What is expected. Find all lines in the records that include the word "link", and copy them out.
Start of Records supplied
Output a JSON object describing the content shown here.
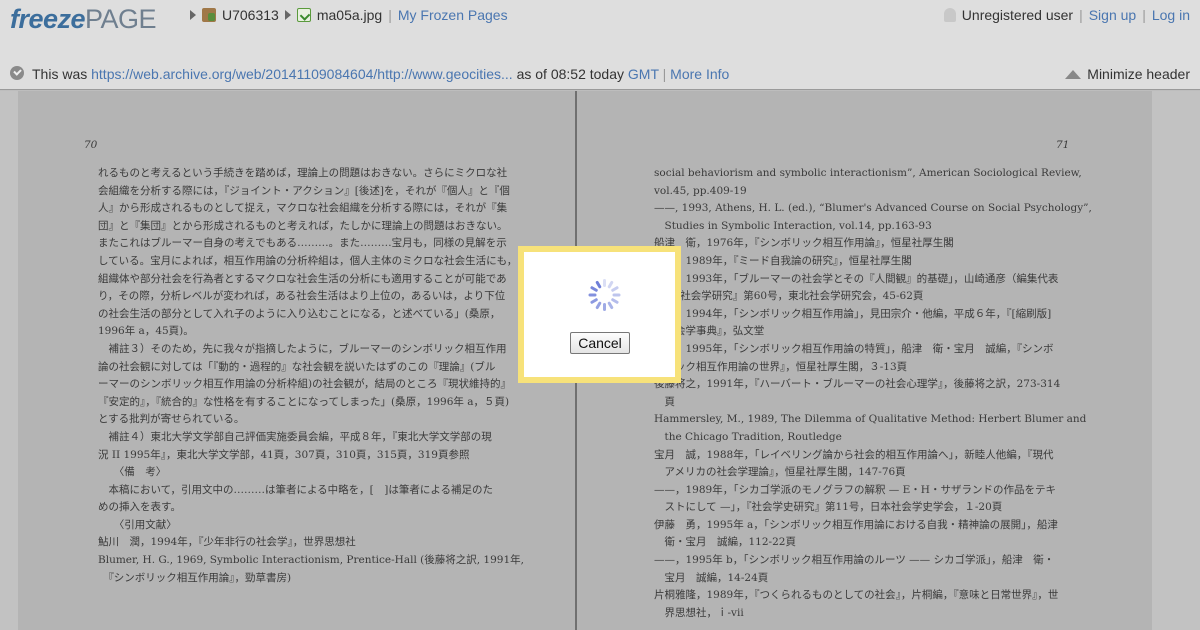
{
  "header": {
    "logo_freeze": "freeze",
    "logo_page": "PAGE",
    "breadcrumb": {
      "user_id": "U706313",
      "file_name": "ma05a.jpg",
      "my_pages": "My Frozen Pages"
    },
    "account": {
      "status": "Unregistered user",
      "sign_up": "Sign up",
      "log_in": "Log in"
    },
    "archive": {
      "prefix": "This was",
      "url": "https://web.archive.org/web/20141109084604/http://www.geocities...",
      "time_text": "as of 08:52 today",
      "timezone": "GMT",
      "more_info": "More Info",
      "minimize": "Minimize header"
    },
    "separator": "|"
  },
  "scan": {
    "left_page": {
      "page_number": "70",
      "lines": [
        "れるものと考えるという手続きを踏めば，理論上の問題はおきない。さらにミクロな社",
        "会組織を分析する際には，『ジョイント・アクション』[後述]を，それが『個人』と『個",
        "人』から形成されるものとして捉え，マクロな社会組織を分析する際には，それが『集",
        "団』と『集団』とから形成されるものと考えれば，たしかに理論上の問題はおきない。",
        "またこれはブルーマー自身の考えでもある………。また………宝月も，同様の見解を示",
        "している。宝月によれば，相互作用論の分析枠組は，個人主体のミクロな社会生活にも，",
        "組織体や部分社会を行為者とするマクロな社会生活の分析にも適用することが可能であ",
        "り，その際，分析レベルが変われば，ある社会生活はより上位の，あるいは，より下位",
        "の社会生活の部分として入れ子のように入り込むことになる，と述べている」(桑原，",
        "1996年 a，45頁)。",
        "　補註３）そのため，先に我々が指摘したように，ブルーマーのシンボリック相互作用",
        "論の社会観に対しては「『動的・過程的』な社会観を説いたはずのこの『理論』(ブル",
        "ーマーのシンボリック相互作用論の分析枠組)の社会観が，結局のところ『現状維持的』",
        "『安定的』，『統合的』な性格を有することになってしまった」(桑原，1996年 a，５頁)",
        "とする批判が寄せられている。",
        "　補註４）東北大学文学部自己評価実施委員会編，平成８年，『東北大学文学部の現",
        "況 II 1995年』，東北大学文学部，41頁，307頁，310頁，315頁，319頁参照",
        "　　〈備　考〉",
        "　本稿において，引用文中の………は筆者による中略を，[　]は筆者による補足のた",
        "めの挿入を表す。",
        "　　〈引用文献〉",
        "鮎川　潤，1994年，『少年非行の社会学』，世界思想社",
        "Blumer, H. G., 1969, Symbolic Interactionism, Prentice-Hall (後藤将之訳, 1991年,",
        "　『シンボリック相互作用論』，勁草書房)"
      ]
    },
    "right_page": {
      "page_number": "71",
      "lines": [
        "social behaviorism and symbolic interactionism”, American Sociological Review,",
        "vol.45, pp.409-19",
        "——, 1993, Athens, H. L. (ed.), “Blumer's Advanced Course on Social Psychology”,",
        "　Studies in Symbolic Interaction, vol.14, pp.163-93",
        "船津　衛，1976年，『シンボリック相互作用論』，恒星社厚生閣",
        "——，1989年，『ミード自我論の研究』，恒星社厚生閣",
        "——，1993年，「ブルーマーの社会学とその『人間観』的基礎」，山崎通彦（編集代表",
        "　）『社会学研究』第60号，東北社会学研究会，45-62頁",
        "——，1994年，「シンボリック相互作用論」，見田宗介・他編，平成６年，『[縮刷版]",
        "　社会学事典』，弘文堂",
        "——，1995年，「シンボリック相互作用論の特質」，船津　衛・宝月　誠編，『シンボ",
        "　リック相互作用論の世界』，恒星社厚生閣，３-13頁",
        "後藤将之，1991年，『ハーバート・ブルーマーの社会心理学』，後藤将之訳，273-314",
        "　頁",
        "Hammersley, M., 1989, The Dilemma of Qualitative Method: Herbert Blumer and",
        "　the Chicago Tradition, Routledge",
        "宝月　誠，1988年，「レイベリング論から社会的相互作用論へ」，新睦人他編，『現代",
        "　アメリカの社会学理論』，恒星社厚生閣，147-76頁",
        "——，1989年，「シカゴ学派のモノグラフの解釈 — E・H・サザランドの作品をテキ",
        "　ストにして —」，『社会学史研究』第11号，日本社会学史学会，１-20頁",
        "伊藤　勇，1995年 a，「シンボリック相互作用論における自我・精神論の展開」，船津",
        "　衛・宝月　誠編，112-22頁",
        "——，1995年 b，「シンボリック相互作用論のルーツ —— シカゴ学派」，船津　衛・",
        "　宝月　誠編，14-24頁",
        "片桐雅隆，1989年，『つくられるものとしての社会』，片桐編，『意味と日常世界』，世",
        "　界思想社，ｉ-vii"
      ]
    }
  },
  "modal": {
    "cancel_label": "Cancel"
  }
}
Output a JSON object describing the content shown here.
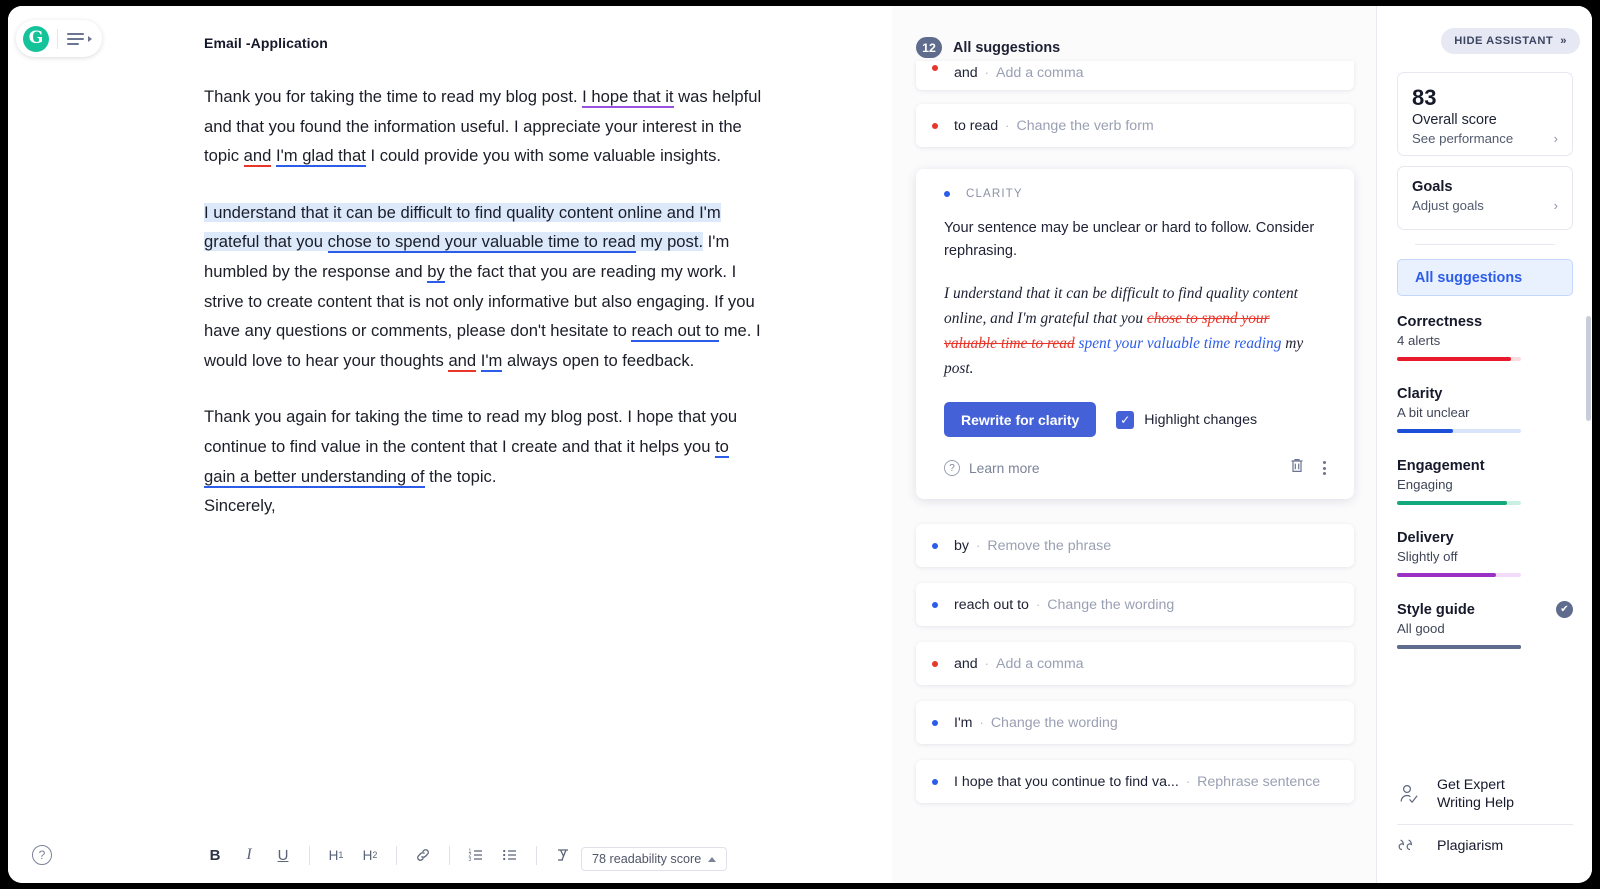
{
  "app": {
    "logo_letter": "G",
    "menu_icon": "hamburger-icon"
  },
  "document": {
    "title": "Email -Application",
    "paragraphs": [
      "Thank you for taking the time to read my blog post. I hope that it was helpful and that you found the information useful. I appreciate your interest in the topic and I'm glad that I could provide you with some valuable insights.",
      "I understand that it can be difficult to find quality content online and I'm grateful that you chose to spend your valuable time to read my post. I'm humbled by the response and by the fact that you are reading my work. I strive to create content that is not only informative but also engaging. If you have any questions or comments, please don't hesitate to reach out to me. I would love to hear your thoughts and I'm always open to feedback.",
      "Thank you again for taking the time to read my blog post. I hope that you continue to find value in the content that I create and that it helps you to gain a better understanding of the topic.",
      "Sincerely,"
    ]
  },
  "toolbar": {
    "bold": "B",
    "italic": "I",
    "underline": "U",
    "h1": "H",
    "h1_sub": "1",
    "h2": "H",
    "h2_sub": "2",
    "link_icon": "link-icon",
    "ordered_list_icon": "ordered-list-icon",
    "bullet_list_icon": "bullet-list-icon",
    "clear_format_icon": "clear-formatting-icon",
    "readability": "78 readability score",
    "help_icon": "?"
  },
  "suggestions": {
    "count": "12",
    "title": "All suggestions",
    "items": [
      {
        "target": "and",
        "sep": "·",
        "action": "Add a comma",
        "severity": "red",
        "clipped": true
      },
      {
        "target": "to read",
        "sep": "·",
        "action": "Change the verb form",
        "severity": "red",
        "clipped": false
      },
      {
        "target": "by",
        "sep": "·",
        "action": "Remove the phrase",
        "severity": "blue",
        "clipped": false
      },
      {
        "target": "reach out to",
        "sep": "·",
        "action": "Change the wording",
        "severity": "blue",
        "clipped": false
      },
      {
        "target": "and",
        "sep": "·",
        "action": "Add a comma",
        "severity": "red",
        "clipped": false
      },
      {
        "target": "I'm",
        "sep": "·",
        "action": "Change the wording",
        "severity": "blue",
        "clipped": false
      },
      {
        "target": "I hope that you continue to find va...",
        "sep": "·",
        "action": "Rephrase sentence",
        "severity": "blue",
        "clipped": false
      }
    ]
  },
  "clarity_card": {
    "category": "CLARITY",
    "description": "Your sentence may be unclear or hard to follow. Consider rephrasing.",
    "preview_before": "I understand that it can be difficult to find quality content online, and I'm grateful that you ",
    "preview_strike": "chose to spend your valuable time to read",
    "preview_insert": "spent your valuable time reading",
    "preview_after": " my post.",
    "primary_button": "Rewrite for clarity",
    "checkbox_label": "Highlight changes",
    "checkbox_checked": true,
    "learn_more": "Learn more",
    "delete_icon": "trash-icon",
    "more_icon": "kebab-menu-icon"
  },
  "assistant": {
    "hide_button": "HIDE ASSISTANT",
    "hide_button_icon": "chevron-double-right-icon",
    "score": {
      "value": "83",
      "label": "Overall score",
      "link": "See performance",
      "chevron": "›"
    },
    "goals": {
      "title": "Goals",
      "link": "Adjust goals",
      "chevron": "›"
    },
    "all_suggestions_tab": "All suggestions",
    "metrics": [
      {
        "name": "Correctness",
        "value": "4 alerts",
        "color": "#e8192c",
        "track": "#fbdde0",
        "fill_pct": 92
      },
      {
        "name": "Clarity",
        "value": "A bit unclear",
        "color": "#1d4ed8",
        "track": "#d9e4fb",
        "fill_pct": 45
      },
      {
        "name": "Engagement",
        "value": "Engaging",
        "color": "#14a97c",
        "track": "#c9f0e2",
        "fill_pct": 89
      },
      {
        "name": "Delivery",
        "value": "Slightly off",
        "color": "#9b30c4",
        "track": "#f3dcfa",
        "fill_pct": 80
      },
      {
        "name": "Style guide",
        "value": "All good",
        "color": "#5f6c8d",
        "track": "#5f6c8d",
        "fill_pct": 100,
        "badge": "✔"
      }
    ],
    "footer": [
      {
        "label": "Get Expert\nWriting Help",
        "icon": "expert-writer-icon"
      },
      {
        "label": "Plagiarism",
        "icon": "quote-marks-icon"
      }
    ]
  }
}
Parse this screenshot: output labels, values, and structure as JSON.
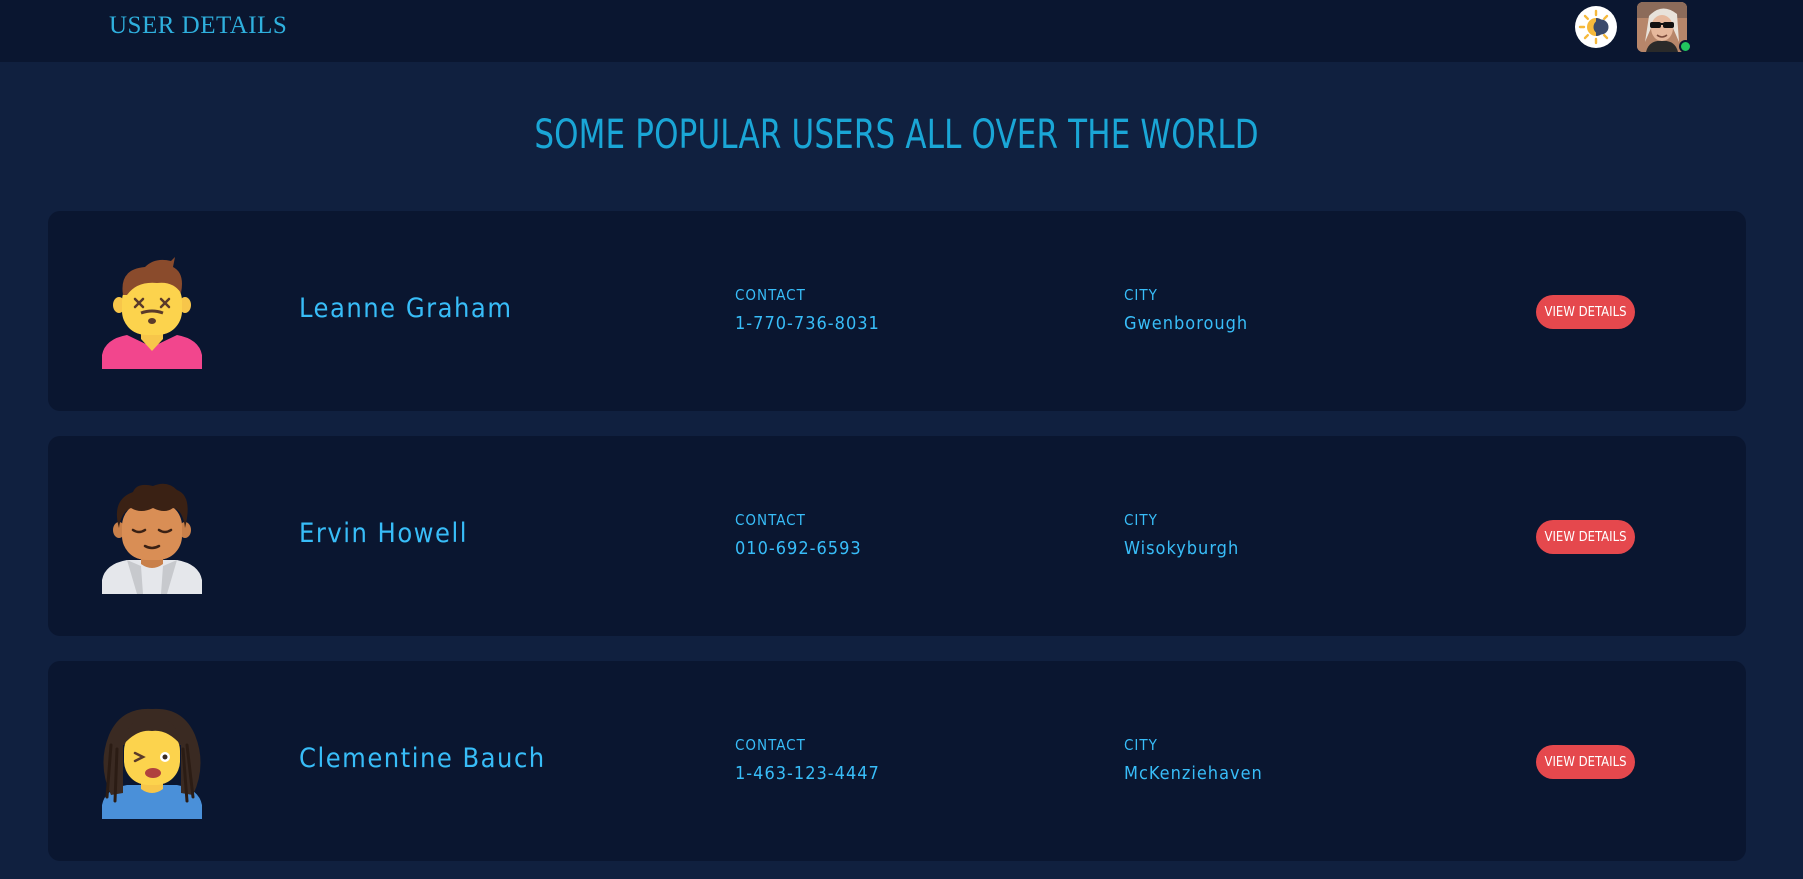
{
  "header": {
    "title": "USER DETAILS",
    "theme_icon": "sun-moon-icon",
    "avatar_icon": "user-avatar-icon"
  },
  "main": {
    "heading": "SOME POPULAR USERS ALL OVER THE WORLD"
  },
  "colors": {
    "page_background": "#10203f",
    "card_background": "#0a1630",
    "accent": "#38bdf8",
    "button": "#e5484d",
    "online_status": "#22c55e"
  },
  "users": [
    {
      "name": "Leanne Graham",
      "contact_label": "CONTACT",
      "contact": "1-770-736-8031",
      "city_label": "CITY",
      "city": "Gwenborough",
      "button_label": "VIEW DETAILS",
      "avatar_icon": "avatar-man-dizzy-icon"
    },
    {
      "name": "Ervin Howell",
      "contact_label": "CONTACT",
      "contact": "010-692-6593",
      "city_label": "CITY",
      "city": "Wisokyburgh",
      "button_label": "VIEW DETAILS",
      "avatar_icon": "avatar-person-sleepy-icon"
    },
    {
      "name": "Clementine Bauch",
      "contact_label": "CONTACT",
      "contact": "1-463-123-4447",
      "city_label": "CITY",
      "city": "McKenziehaven",
      "button_label": "VIEW DETAILS",
      "avatar_icon": "avatar-woman-dreadlocks-icon"
    }
  ]
}
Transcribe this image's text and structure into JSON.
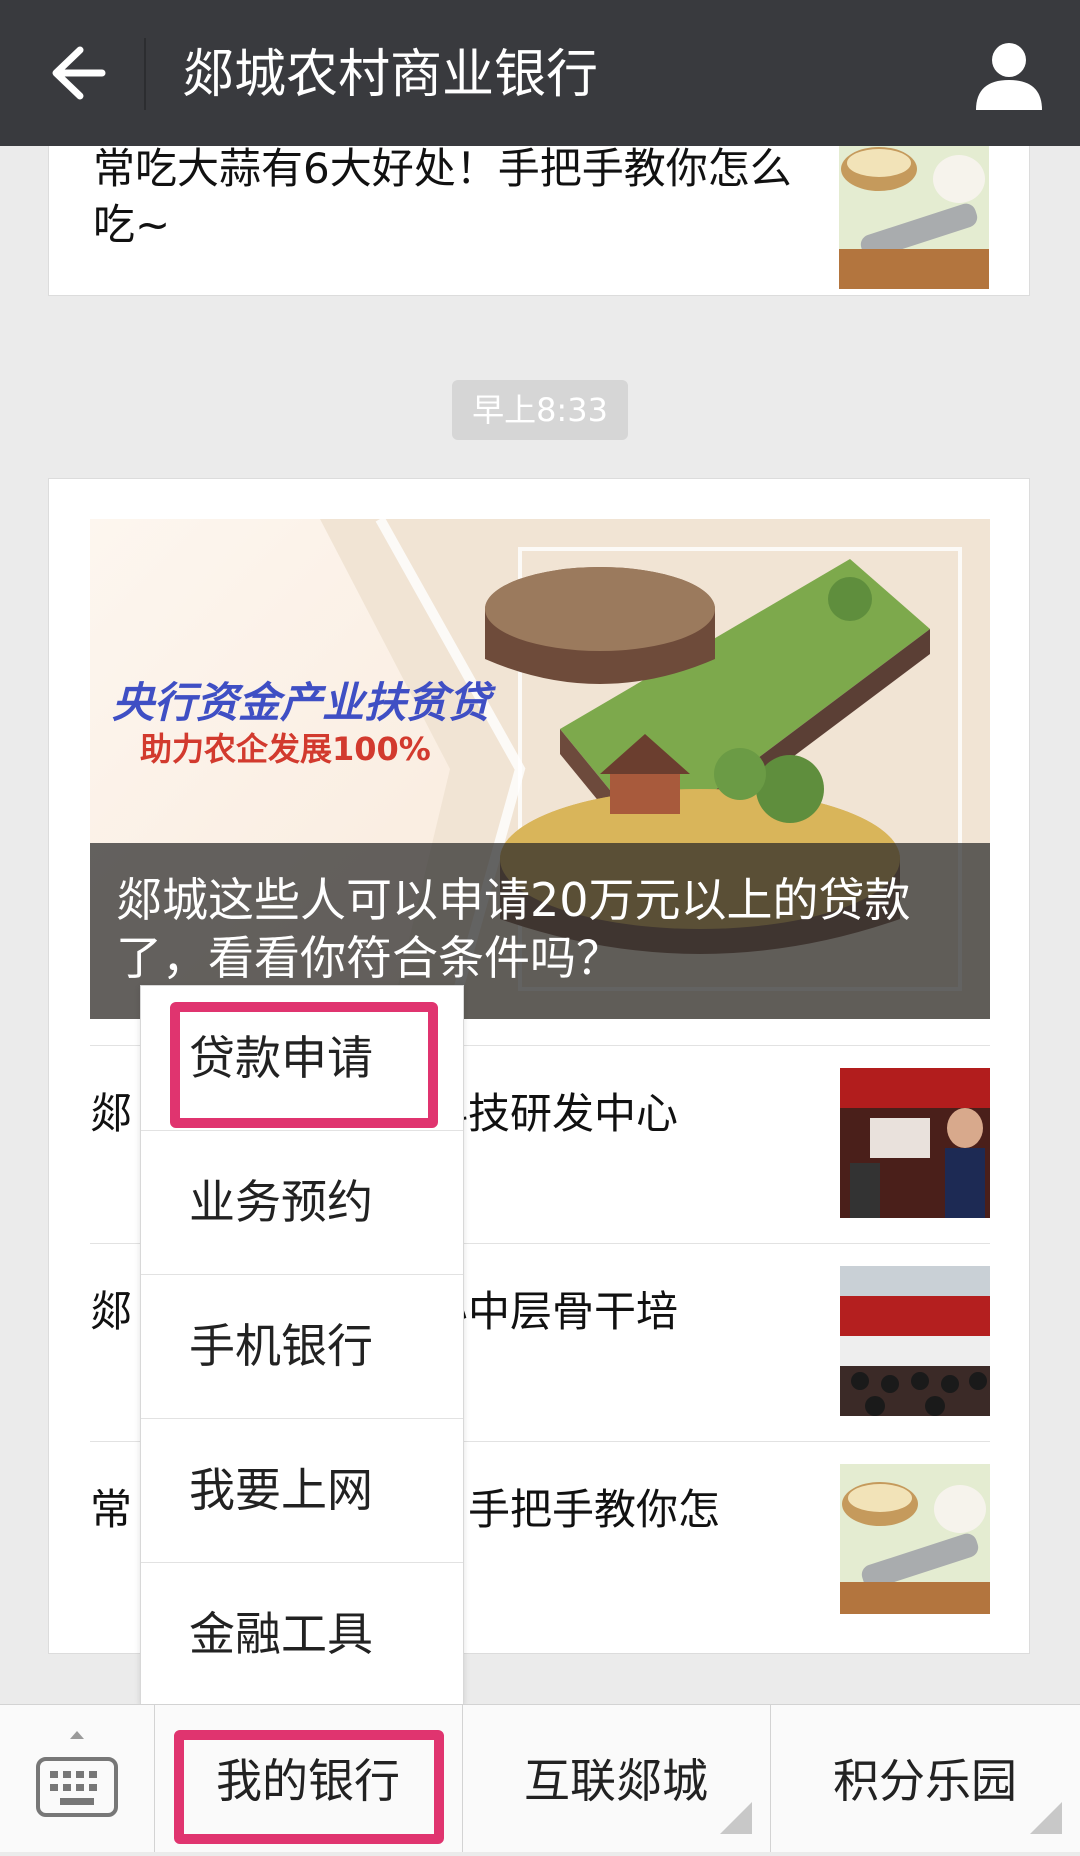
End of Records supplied
Answer.
    "link_icon": "link-icon",
      "link": "See performance",
      "link": "Adjust goals",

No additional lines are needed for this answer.